For many, New Year’s Eve should be a time of excitement and expectation for the coming year. As the ball dropped in Times Square, people all over the city contemplated their New Year’s resolutions and wondered what the next 365 days hold in store. But even as some people greeted the future with expectation, there were others making dangerous decisions that put people at risk of never seeing the rest of the year.
Driving drunk or under the influence of other substances spikes on celebrations like New Year’s Eve, as too many people associate the holiday with over-consumption of alcohol or recreational drugs. That many of these same people then choose to drive is not completely surprising, considering their decision-making is often compromised by the substances they ingest. But just as dangerous as those who have way too many drinks are those who only have a few.

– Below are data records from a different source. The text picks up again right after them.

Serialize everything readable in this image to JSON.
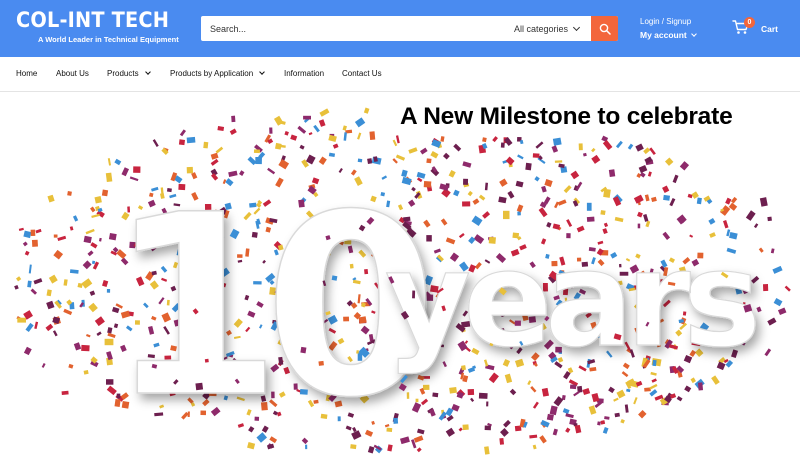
{
  "header": {
    "logo": {
      "name": "COL-INT TECH",
      "tagline": "A World Leader in Technical Equipment"
    },
    "search": {
      "placeholder": "Search...",
      "category": "All categories",
      "button_icon": "search-icon"
    },
    "account": {
      "login_label": "Login / Signup",
      "account_label": "My account"
    },
    "cart": {
      "count": "0",
      "label": "Cart",
      "icon": "cart-icon"
    }
  },
  "nav": {
    "items": [
      {
        "label": "Home"
      },
      {
        "label": "About Us"
      },
      {
        "label": "Products"
      },
      {
        "label": "Products by Application"
      },
      {
        "label": "Information"
      },
      {
        "label": "Contact Us"
      }
    ]
  },
  "hero": {
    "title": "A New Milestone to celebrate",
    "number": "10",
    "word": "years"
  },
  "colors": {
    "header_bg": "#4a8bf0",
    "accent": "#f3663b",
    "confetti": [
      "#c8243f",
      "#e8c03a",
      "#3b8fd6",
      "#8e2a6b",
      "#e2622f",
      "#6d1f4f"
    ]
  }
}
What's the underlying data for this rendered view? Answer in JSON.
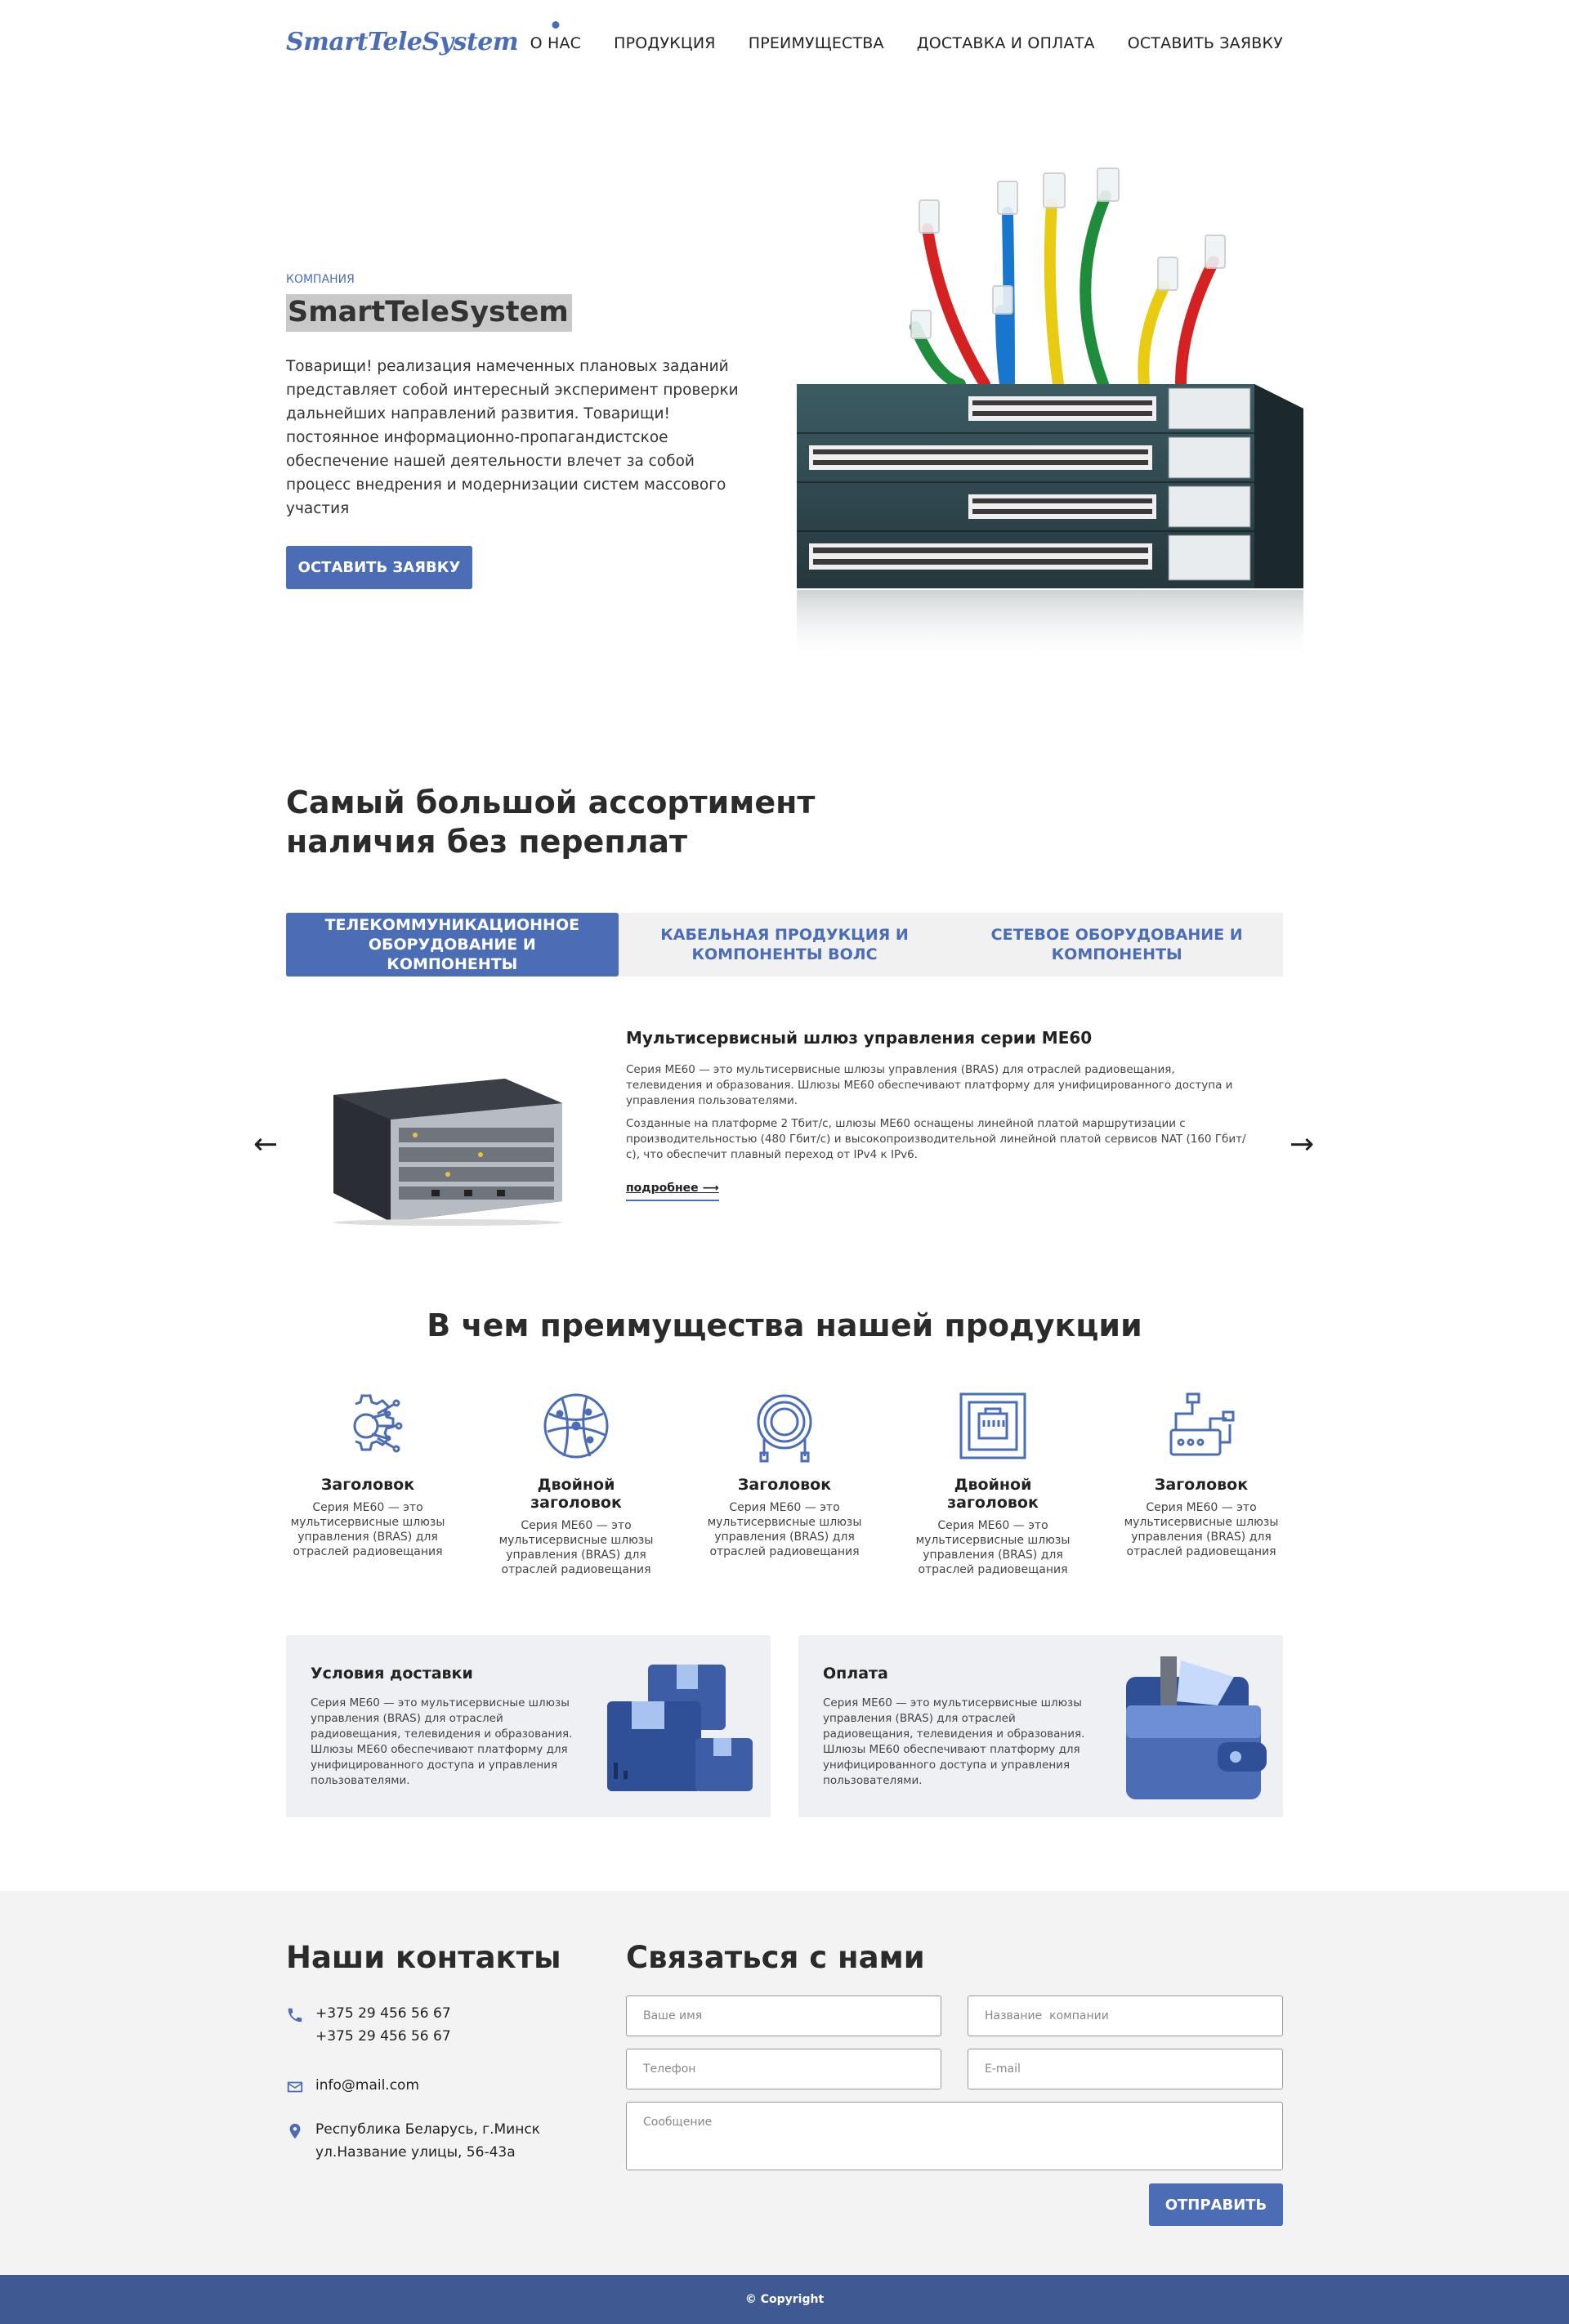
{
  "header": {
    "logo": "SmartTeleSystem",
    "nav": [
      "О НАС",
      "ПРОДУКЦИЯ",
      "ПРЕИМУЩЕСТВА",
      "ДОСТАВКА И ОПЛАТА",
      "ОСТАВИТЬ ЗАЯВКУ"
    ]
  },
  "hero": {
    "tag": "КОМПАНИЯ",
    "title": "SmartTeleSystem",
    "text": "Товарищи! реализация намеченных плановых заданий представляет собой интересный эксперимент проверки дальнейших направлений развития. Товарищи! постоянное информационно-пропагандистское обеспечение нашей деятельности влечет за собой процесс внедрения и модернизации систем массового участия",
    "button": "ОСТАВИТЬ ЗАЯВКУ"
  },
  "assortment": {
    "title": "Самый большой ассортимент наличия без переплат",
    "tabs": [
      "ТЕЛЕКОММУНИКАЦИОННОЕ ОБОРУДОВАНИЕ И КОМПОНЕНТЫ",
      "КАБЕЛЬНАЯ ПРОДУКЦИЯ И КОМПОНЕНТЫ ВОЛС",
      "СЕТЕВОЕ ОБОРУДОВАНИЕ И КОМПОНЕНТЫ"
    ],
    "active_tab": 0,
    "product": {
      "title": "Мультисервисный шлюз управления серии МЕ60",
      "p1": "Серия ME60 — это мультисервисные шлюзы управления (BRAS) для отраслей радиовещания, телевидения и образования. Шлюзы ME60 обеспечивают платформу для унифицированного доступа и управления пользователями.",
      "p2": "Созданные на платформе 2 Тбит/с, шлюзы ME60 оснащены линейной платой маршрутизации с производительностью (480 Гбит/с) и высокопроизводительной линейной платой сервисов NAT (160 Гбит/с), что обеспечит плавный переход от IPv4 к IPv6.",
      "more": "подробнее",
      "prev": "←",
      "next": "→"
    }
  },
  "advantages": {
    "title": "В чем преимущества нашей продукции",
    "items": [
      {
        "title": "Заголовок",
        "text": "Серия ME60 — это мультисервисные шлюзы управления (BRAS) для отраслей радиовещания",
        "icon": "gear-network-icon"
      },
      {
        "title": "Двойной заголовок",
        "text": "Серия ME60 — это мультисервисные шлюзы управления (BRAS) для отраслей радиовещания",
        "icon": "globe-network-icon"
      },
      {
        "title": "Заголовок",
        "text": "Серия ME60 — это мультисервисные шлюзы управления (BRAS) для отраслей радиовещания",
        "icon": "cable-coil-icon"
      },
      {
        "title": "Двойной заголовок",
        "text": "Серия ME60 — это мультисервисные шлюзы управления (BRAS) для отраслей радиовещания",
        "icon": "ethernet-port-icon"
      },
      {
        "title": "Заголовок",
        "text": "Серия ME60 — это мультисервисные шлюзы управления (BRAS) для отраслей радиовещания",
        "icon": "router-icon"
      }
    ]
  },
  "cards": {
    "delivery": {
      "title": "Условия доставки",
      "text": "Серия ME60 — это мультисервисные шлюзы управления (BRAS) для отраслей радиовещания, телевидения и образования. Шлюзы ME60 обеспечивают платформу для унифицированного доступа и управления пользователями."
    },
    "payment": {
      "title": "Оплата",
      "text": "Серия ME60 — это мультисервисные шлюзы управления (BRAS) для отраслей радиовещания, телевидения и образования. Шлюзы ME60 обеспечивают платформу для унифицированного доступа и управления пользователями."
    }
  },
  "contacts": {
    "title": "Наши контакты",
    "phone1": "+375 29 456 56 67",
    "phone2": "+375 29 456 56 67",
    "email": "info@mail.com",
    "address1": "Республика Беларусь, г.Минск",
    "address2": "ул.Название улицы, 56-43а"
  },
  "form": {
    "title": "Связаться с нами",
    "name_placeholder": "Ваше имя",
    "company_placeholder": "Название  компании",
    "phone_placeholder": "Телефон",
    "email_placeholder": "E-mail",
    "message_placeholder": "Сообщение",
    "submit": "ОТПРАВИТЬ"
  },
  "footer": {
    "copyright": "© Copyright"
  },
  "colors": {
    "accent": "#4a6db5",
    "footer": "#3f5a93",
    "section_bg": "#f3f3f3"
  }
}
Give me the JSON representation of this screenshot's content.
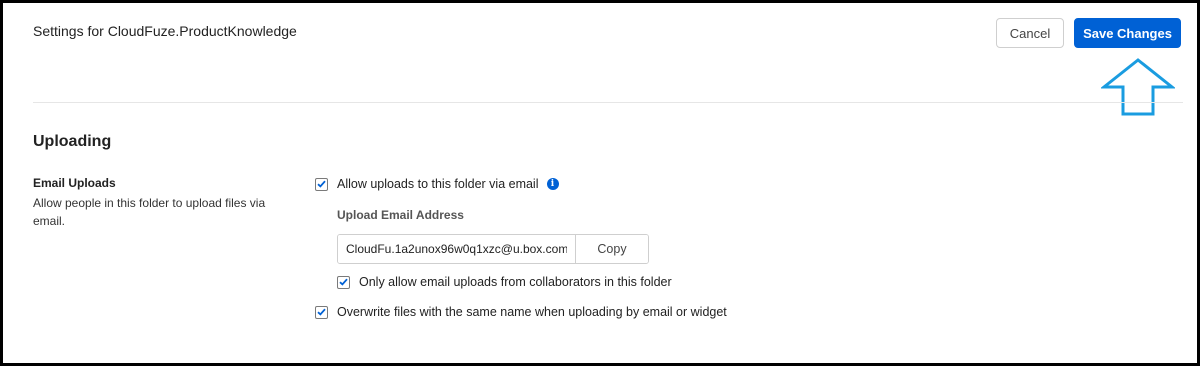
{
  "header": {
    "title": "Settings for CloudFuze.ProductKnowledge",
    "cancel_label": "Cancel",
    "save_label": "Save Changes"
  },
  "section": {
    "title": "Uploading"
  },
  "email_uploads": {
    "label": "Email Uploads",
    "description": "Allow people in this folder to upload files via email.",
    "allow_uploads_label": "Allow uploads to this folder via email",
    "info_icon": "i",
    "address_label": "Upload Email Address",
    "address_value": "CloudFu.1a2unox96w0q1xzc@u.box.com",
    "copy_label": "Copy",
    "collaborators_only_label": "Only allow email uploads from collaborators in this folder",
    "overwrite_label": "Overwrite files with the same name when uploading by email or widget"
  },
  "state": {
    "allow_uploads_checked": true,
    "collaborators_only_checked": true,
    "overwrite_checked": true
  },
  "colors": {
    "accent": "#0061d5",
    "callout_arrow": "#1a9ce0"
  },
  "icons": {
    "callout": "up-arrow-icon",
    "check": "checkmark-icon",
    "info": "info-icon"
  }
}
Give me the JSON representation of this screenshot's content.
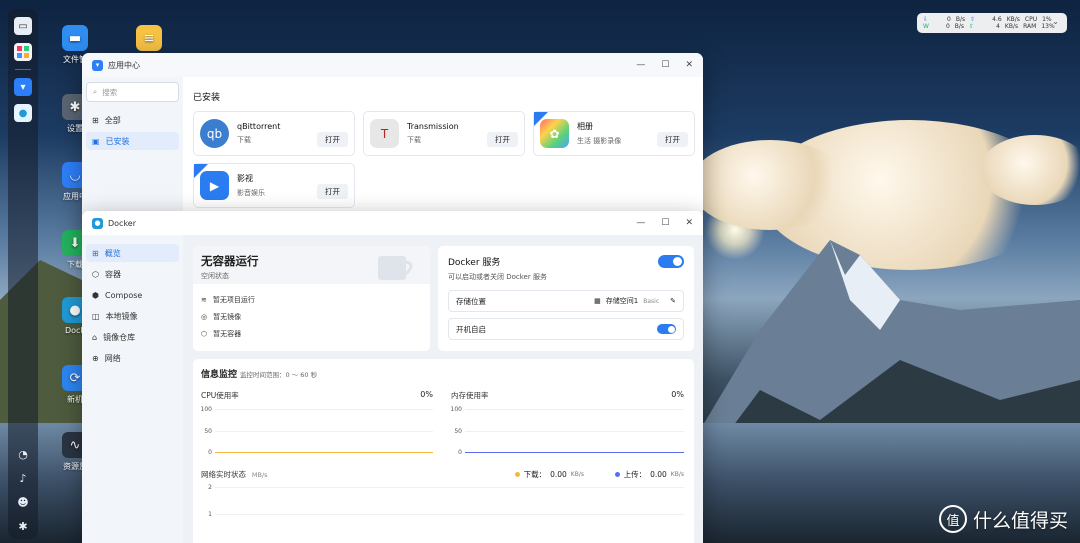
{
  "desktop": {
    "icons": [
      {
        "label": "文件管",
        "icon": "folder-icon",
        "color": "#2f8cf0"
      },
      {
        "label": "设置",
        "icon": "gear-icon",
        "color": "#5b6573"
      },
      {
        "label": "应用中",
        "icon": "app-center-icon",
        "color": "#2d7ff9"
      },
      {
        "label": "下载",
        "icon": "download-icon",
        "color": "#22b35e"
      },
      {
        "label": "Dock",
        "icon": "docker-icon",
        "color": "#1f9ad6"
      },
      {
        "label": "新机",
        "icon": "sync-icon",
        "color": "#2c86f2"
      },
      {
        "label": "资源监",
        "icon": "monitor-icon",
        "color": "#2a3442"
      }
    ],
    "widget": {
      "row1": [
        "⇩",
        "0",
        "B/s",
        "⇧",
        "4.6",
        "KB/s",
        "CPU",
        "1%"
      ],
      "row2": [
        "W",
        "0",
        "B/s",
        "⇧",
        "4",
        "KB/s",
        "RAM",
        "13%"
      ]
    },
    "watermark": "什么值得买",
    "watermark_mark": "值"
  },
  "app_center": {
    "title": "应用中心",
    "search_placeholder": "搜索",
    "nav": [
      "全部",
      "已安装"
    ],
    "section": "已安装",
    "apps": [
      {
        "name": "qBittorrent",
        "category": "下载",
        "open": "打开",
        "logo": "qb",
        "color": "#3b7ecf",
        "badge": false
      },
      {
        "name": "Transmission",
        "category": "下载",
        "open": "打开",
        "logo": "T",
        "color": "#b0281f",
        "badge": false
      },
      {
        "name": "相册",
        "category": "生活 摄影录像",
        "open": "打开",
        "logo": "✿",
        "color": "#f2a43a",
        "badge": true
      },
      {
        "name": "影视",
        "category": "影音娱乐",
        "open": "打开",
        "logo": "▶",
        "color": "#2a7cf0",
        "badge": true
      }
    ]
  },
  "docker": {
    "title": "Docker",
    "nav": [
      "概览",
      "容器",
      "Compose",
      "本地镜像",
      "镜像仓库",
      "网络"
    ],
    "status": {
      "title": "无容器运行",
      "subtitle": "空闲状态",
      "items": [
        "暂无项目运行",
        "暂无镜像",
        "暂无容器"
      ]
    },
    "service": {
      "title": "Docker 服务",
      "subtitle": "可以启动或者关闭 Docker 服务",
      "enabled": true,
      "storage_label": "存储位置",
      "storage_value": "存储空间1",
      "storage_tag": "Basic",
      "autostart_label": "开机自启",
      "autostart": true
    },
    "monitor": {
      "title": "信息监控",
      "range": "监控时间范围：0 ～ 60 秒",
      "cpu_label": "CPU使用率",
      "cpu_value": "0%",
      "mem_label": "内存使用率",
      "mem_value": "0%",
      "net_label": "网络实时状态",
      "net_unit": "MB/s",
      "down_label": "下载：",
      "down_value": "0.00",
      "down_unit": "KB/s",
      "up_label": "上传：",
      "up_value": "0.00",
      "up_unit": "KB/s",
      "cpu_color": "#f5b942",
      "mem_color": "#5b6ef0"
    }
  },
  "chart_data": [
    {
      "type": "line",
      "title": "CPU使用率",
      "x": [
        0,
        60
      ],
      "series": [
        {
          "values": [
            0,
            0
          ]
        }
      ],
      "ylim": [
        0,
        100
      ],
      "yticks": [
        "100",
        "50",
        "0"
      ]
    },
    {
      "type": "line",
      "title": "内存使用率",
      "x": [
        0,
        60
      ],
      "series": [
        {
          "values": [
            0,
            0
          ]
        }
      ],
      "ylim": [
        0,
        100
      ],
      "yticks": [
        "100",
        "50",
        "0"
      ]
    },
    {
      "type": "line",
      "title": "网络实时状态",
      "series": [
        {
          "name": "下载",
          "values": [
            0,
            0
          ]
        },
        {
          "name": "上传",
          "values": [
            0,
            0
          ]
        }
      ],
      "yticks": [
        "2",
        "1"
      ]
    }
  ]
}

For many people, recognizing when the amount of alcohol consumed begins to inhibit reaction time and decision-making is extremely difficult. A person may feel “normal” but already be suffering from diminished capacity. Also dangerous is a person who feels completely sober, then has one more before driving not recognizing that the systemic effects of alcohol can take time and kick in while behind the wheel.
The simplest solution to this potential problem is to have a plan ahead of time and stick to it, regardless of how you feel. Knowing how long it takes your body to process alcohol is key information, but the most important factor is to always err on the side of caution. If you are unsure whether two hours is enough for you to process even a single drink, find a designated driver ahead of time.
If you have been involved in an accident, and alcohol or drugs may have been a factor, please consult with an experienced attorney. A qualified lawyer can help you press your case, and can guide you through the process of establishing whether or not the other driver behaved in an unsafe manner.